Task goal: Every entry is to be set down a second time, precisely as written.

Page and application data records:

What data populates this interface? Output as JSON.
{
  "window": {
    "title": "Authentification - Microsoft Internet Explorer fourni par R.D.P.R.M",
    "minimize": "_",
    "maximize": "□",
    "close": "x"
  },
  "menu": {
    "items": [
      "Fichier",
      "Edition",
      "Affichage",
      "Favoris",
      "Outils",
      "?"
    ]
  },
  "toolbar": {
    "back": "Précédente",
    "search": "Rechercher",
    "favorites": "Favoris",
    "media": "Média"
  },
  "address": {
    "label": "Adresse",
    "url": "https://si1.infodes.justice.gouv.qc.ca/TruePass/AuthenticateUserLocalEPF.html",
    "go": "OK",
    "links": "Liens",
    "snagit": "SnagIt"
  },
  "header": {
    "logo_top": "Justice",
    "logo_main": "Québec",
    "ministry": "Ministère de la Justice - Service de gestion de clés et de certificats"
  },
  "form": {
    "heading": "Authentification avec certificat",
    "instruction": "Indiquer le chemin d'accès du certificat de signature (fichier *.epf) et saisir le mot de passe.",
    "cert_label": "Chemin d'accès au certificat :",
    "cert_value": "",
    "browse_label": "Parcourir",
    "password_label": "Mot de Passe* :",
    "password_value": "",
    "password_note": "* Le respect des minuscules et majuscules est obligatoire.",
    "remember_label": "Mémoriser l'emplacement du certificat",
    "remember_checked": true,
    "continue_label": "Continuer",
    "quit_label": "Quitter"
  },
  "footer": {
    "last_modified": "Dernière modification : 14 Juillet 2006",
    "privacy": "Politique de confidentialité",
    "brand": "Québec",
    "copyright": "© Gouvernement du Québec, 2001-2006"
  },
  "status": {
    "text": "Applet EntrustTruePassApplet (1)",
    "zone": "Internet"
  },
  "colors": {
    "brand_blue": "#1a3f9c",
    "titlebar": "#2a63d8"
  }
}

Reply to the exercise:
What data populates this interface? Output as JSON.
{
  "window": {
    "title": "Authentification - Microsoft Internet Explorer fourni par R.D.P.R.M",
    "minimize": "_",
    "maximize": "□",
    "close": "x"
  },
  "menu": {
    "items": [
      "Fichier",
      "Edition",
      "Affichage",
      "Favoris",
      "Outils",
      "?"
    ]
  },
  "toolbar": {
    "back": "Précédente",
    "search": "Rechercher",
    "favorites": "Favoris",
    "media": "Média"
  },
  "address": {
    "label": "Adresse",
    "url": "https://si1.infodes.justice.gouv.qc.ca/TruePass/AuthenticateUserLocalEPF.html",
    "go": "OK",
    "links": "Liens",
    "snagit": "SnagIt"
  },
  "header": {
    "logo_top": "Justice",
    "logo_main": "Québec",
    "ministry": "Ministère de la Justice - Service de gestion de clés et de certificats"
  },
  "form": {
    "heading": "Authentification avec certificat",
    "instruction": "Indiquer le chemin d'accès du certificat de signature (fichier *.epf) et saisir le mot de passe.",
    "cert_label": "Chemin d'accès au certificat :",
    "cert_value": "",
    "browse_label": "Parcourir",
    "password_label": "Mot de Passe* :",
    "password_value": "",
    "password_note": "* Le respect des minuscules et majuscules est obligatoire.",
    "remember_label": "Mémoriser l'emplacement du certificat",
    "remember_checked": true,
    "continue_label": "Continuer",
    "quit_label": "Quitter"
  },
  "footer": {
    "last_modified": "Dernière modification : 14 Juillet 2006",
    "privacy": "Politique de confidentialité",
    "brand": "Québec",
    "copyright": "© Gouvernement du Québec, 2001-2006"
  },
  "status": {
    "text": "Applet EntrustTruePassApplet (1)",
    "zone": "Internet"
  },
  "colors": {
    "brand_blue": "#1a3f9c",
    "titlebar": "#2a63d8"
  }
}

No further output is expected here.